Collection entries

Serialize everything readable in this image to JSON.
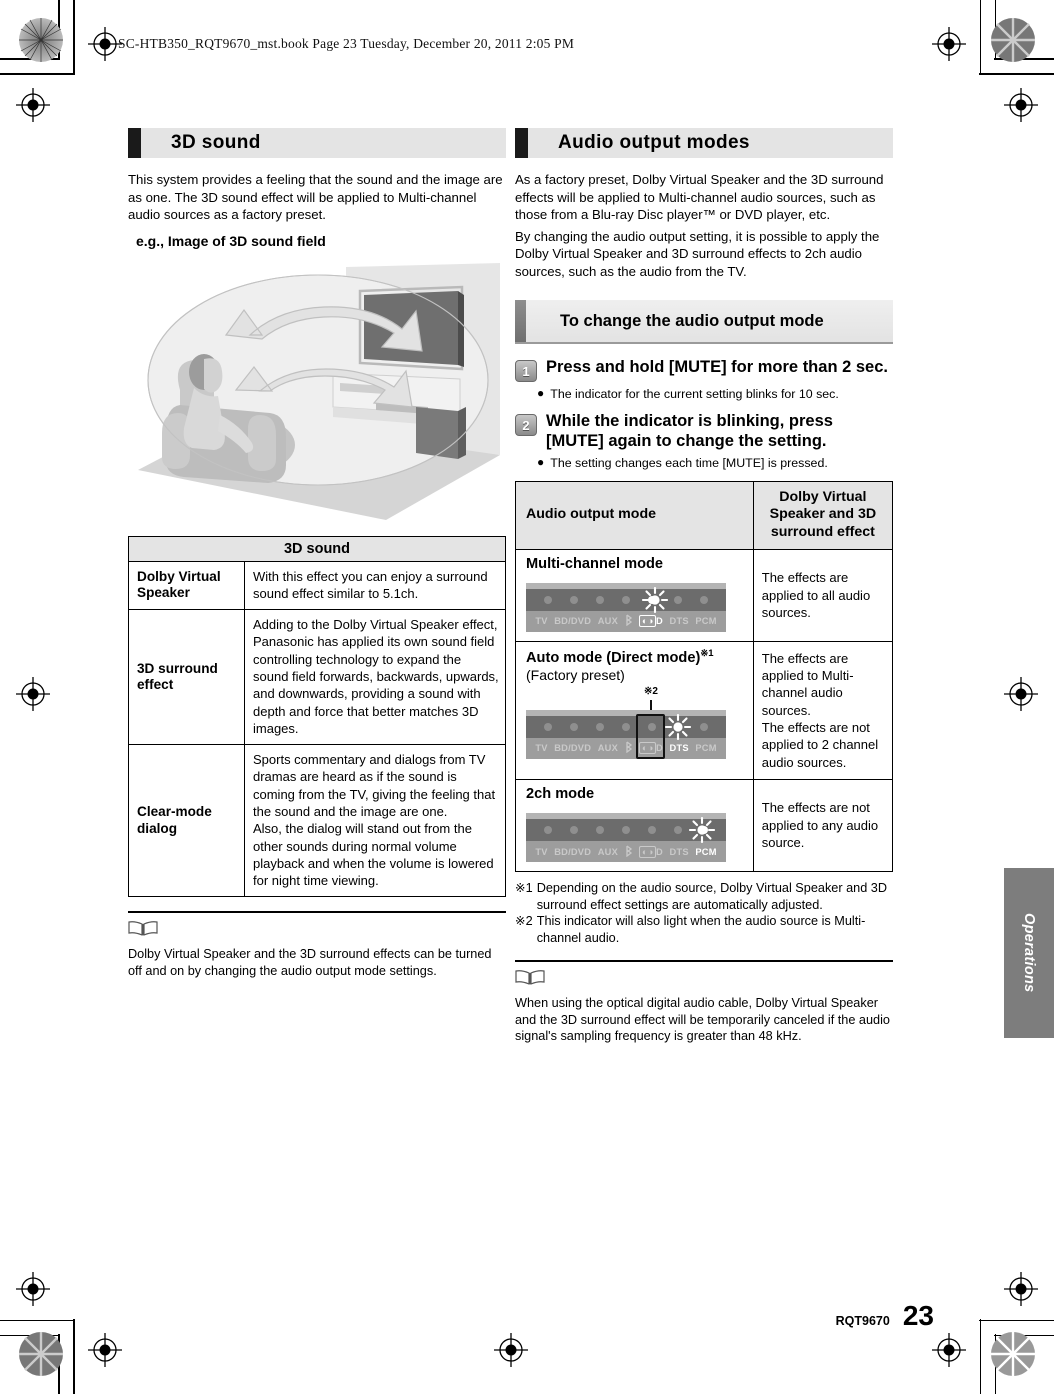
{
  "print_slug": "SC-HTB350_RQT9670_mst.book  Page 23  Tuesday, December 20, 2011  2:05 PM",
  "left_column": {
    "section_title": "3D sound",
    "intro": "This system provides a feeling that the sound and the image are as one. The 3D sound effect will be applied to Multi-channel audio sources as a factory preset.",
    "figure_label": "e.g., Image of 3D sound field",
    "table": {
      "title": "3D sound",
      "rows": [
        {
          "name": "Dolby Virtual Speaker",
          "description": "With this effect you can enjoy a surround sound effect similar to 5.1ch."
        },
        {
          "name": "3D surround effect",
          "description": "Adding to the Dolby Virtual Speaker effect, Panasonic has applied its own sound field controlling technology to expand the sound field forwards, backwards, upwards, and downwards, providing a sound with depth and force that better matches 3D images."
        },
        {
          "name": "Clear-mode dialog",
          "description": "Sports commentary and dialogs from TV dramas are heard as if the sound is coming from the TV, giving the feeling that the sound and the image are one.\nAlso, the dialog will stand out from the other sounds during normal volume playback and when the volume is lowered for night time viewing."
        }
      ]
    },
    "note": "Dolby Virtual Speaker and the 3D surround effects can be turned off and on by changing the audio output mode settings."
  },
  "right_column": {
    "section_title": "Audio output modes",
    "intro_1": "As a factory preset, Dolby Virtual Speaker and the 3D surround effects will be applied to Multi-channel audio sources, such as those from a Blu-ray Disc player™ or DVD player, etc.",
    "intro_2": "By changing the audio output setting, it is possible to apply the Dolby Virtual Speaker and 3D surround effects to 2ch audio sources, such as the audio from the TV.",
    "sub_section_title": "To change the audio output mode",
    "steps": [
      {
        "number": "1",
        "text": "Press and hold [MUTE] for more than 2 sec.",
        "bullet": "The indicator for the current setting blinks for 10 sec."
      },
      {
        "number": "2",
        "text": "While the indicator is blinking, press [MUTE] again to change the setting.",
        "bullet": "The setting changes each time [MUTE] is pressed."
      }
    ],
    "table": {
      "header_mode": "Audio output mode",
      "header_effect": "Dolby Virtual Speaker and 3D surround effect",
      "panel_indicators": [
        "TV",
        "BD/DVD",
        "AUX",
        "bluetooth-icon",
        "DOLBY-D",
        "DTS",
        "PCM"
      ],
      "rows": [
        {
          "name": "Multi-channel mode",
          "name_sup": "",
          "subtitle": "",
          "lit_indicator": "DOLBY-D",
          "marked_indicator": "",
          "marker_label": "",
          "effect": "The effects are applied to all audio sources."
        },
        {
          "name": "Auto mode (Direct mode)",
          "name_sup": "※1",
          "subtitle": "(Factory preset)",
          "lit_indicator": "DTS",
          "marked_indicator": "DOLBY-D",
          "marker_label": "※2",
          "effect": "The effects are applied to Multi-channel audio sources.\nThe effects are not applied to 2 channel audio sources."
        },
        {
          "name": "2ch mode",
          "name_sup": "",
          "subtitle": "",
          "lit_indicator": "PCM",
          "marked_indicator": "",
          "marker_label": "",
          "effect": "The effects are not applied to any audio source."
        }
      ]
    },
    "footnotes": [
      {
        "mark": "※1",
        "text": "Depending on the audio source, Dolby Virtual Speaker and 3D surround effect settings are automatically adjusted."
      },
      {
        "mark": "※2",
        "text": "This indicator will also light when the audio source is Multi-channel audio."
      }
    ],
    "note": "When using the optical digital audio cable, Dolby Virtual Speaker and the 3D surround effect will be temporarily canceled if the audio signal's sampling frequency is greater than 48 kHz."
  },
  "side_tab": "Operations",
  "footer": {
    "code": "RQT9670",
    "page": "23"
  }
}
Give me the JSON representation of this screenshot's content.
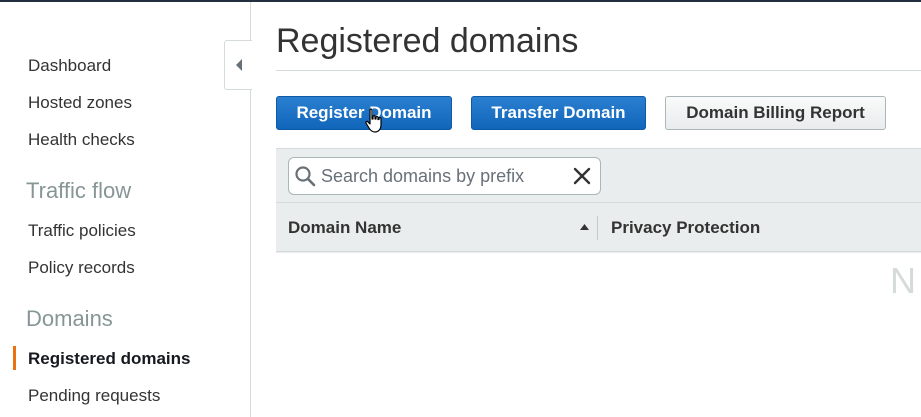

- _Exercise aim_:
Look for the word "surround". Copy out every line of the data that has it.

- _Exercise result_:
          "description": "With this effect you can enjoy a surround sound effect similar to 5.1ch."
          "name": "3D surround effect",
    "note": "Dolby Virtual Speaker and the 3D surround effects can be turned off and on by changing the audio output mode settings."
    "intro_1": "As a factory preset, Dolby Virtual Speaker and the 3D surround effects will be applied to Multi-channel audio sources, such as those from a Blu-ray Disc player™ or DVD player, etc.",
    "intro_2": "By changing the audio output setting, it is possible to apply the Dolby Virtual Speaker and 3D surround effects to 2ch audio sources, such as the audio from the TV.",
      "header_effect": "Dolby Virtual Speaker and 3D surround effect",
        "text": "Depending on the audio source, Dolby Virtual Speaker and 3D surround effect settings are automatically adjusted."
    "note": "When using the optical digital audio cable, Dolby Virtual Speaker and the 3D surround effect will be temporarily canceled if the audio signal's sampling frequency is greater than 48 kHz."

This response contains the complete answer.